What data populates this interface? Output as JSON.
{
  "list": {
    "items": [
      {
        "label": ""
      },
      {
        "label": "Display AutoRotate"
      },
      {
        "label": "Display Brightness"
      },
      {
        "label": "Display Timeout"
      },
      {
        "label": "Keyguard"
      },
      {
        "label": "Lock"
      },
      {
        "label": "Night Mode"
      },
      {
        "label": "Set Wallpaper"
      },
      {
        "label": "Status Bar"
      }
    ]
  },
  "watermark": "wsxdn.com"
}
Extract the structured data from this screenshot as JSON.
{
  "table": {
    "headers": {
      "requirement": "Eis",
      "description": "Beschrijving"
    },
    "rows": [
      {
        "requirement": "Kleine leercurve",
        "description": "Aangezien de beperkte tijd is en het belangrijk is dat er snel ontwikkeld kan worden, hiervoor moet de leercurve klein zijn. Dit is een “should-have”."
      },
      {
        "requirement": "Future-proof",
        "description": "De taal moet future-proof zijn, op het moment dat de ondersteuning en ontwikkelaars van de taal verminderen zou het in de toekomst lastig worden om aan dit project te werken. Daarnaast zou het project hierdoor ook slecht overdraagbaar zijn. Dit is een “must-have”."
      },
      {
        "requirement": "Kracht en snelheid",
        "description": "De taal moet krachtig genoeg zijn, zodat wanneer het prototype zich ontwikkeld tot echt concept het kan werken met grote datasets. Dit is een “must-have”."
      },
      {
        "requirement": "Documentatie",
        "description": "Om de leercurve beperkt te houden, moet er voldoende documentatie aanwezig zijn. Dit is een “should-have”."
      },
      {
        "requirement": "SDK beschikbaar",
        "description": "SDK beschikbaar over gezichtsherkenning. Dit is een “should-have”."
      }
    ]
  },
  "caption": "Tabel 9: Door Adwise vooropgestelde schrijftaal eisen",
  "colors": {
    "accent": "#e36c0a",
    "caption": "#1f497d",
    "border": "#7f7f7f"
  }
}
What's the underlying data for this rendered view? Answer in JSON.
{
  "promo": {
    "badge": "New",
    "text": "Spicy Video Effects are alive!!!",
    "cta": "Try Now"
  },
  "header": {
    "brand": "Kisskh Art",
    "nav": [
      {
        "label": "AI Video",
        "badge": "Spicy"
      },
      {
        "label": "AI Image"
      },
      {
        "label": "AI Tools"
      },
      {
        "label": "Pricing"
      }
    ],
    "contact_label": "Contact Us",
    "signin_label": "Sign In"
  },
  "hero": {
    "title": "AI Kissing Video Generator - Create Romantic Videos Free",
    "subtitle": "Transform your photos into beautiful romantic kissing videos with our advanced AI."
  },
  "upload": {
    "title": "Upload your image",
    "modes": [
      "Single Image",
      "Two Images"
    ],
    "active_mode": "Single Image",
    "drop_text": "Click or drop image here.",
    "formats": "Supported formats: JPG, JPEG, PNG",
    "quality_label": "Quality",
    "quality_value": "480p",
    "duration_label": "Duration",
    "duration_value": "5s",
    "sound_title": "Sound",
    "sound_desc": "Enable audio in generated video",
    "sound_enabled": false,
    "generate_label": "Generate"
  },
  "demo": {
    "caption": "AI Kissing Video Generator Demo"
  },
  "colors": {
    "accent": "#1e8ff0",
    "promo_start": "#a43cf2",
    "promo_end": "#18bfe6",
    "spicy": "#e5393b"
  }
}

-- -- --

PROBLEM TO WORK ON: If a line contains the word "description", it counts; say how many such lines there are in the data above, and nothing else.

EXERCISE RESPONSE: 6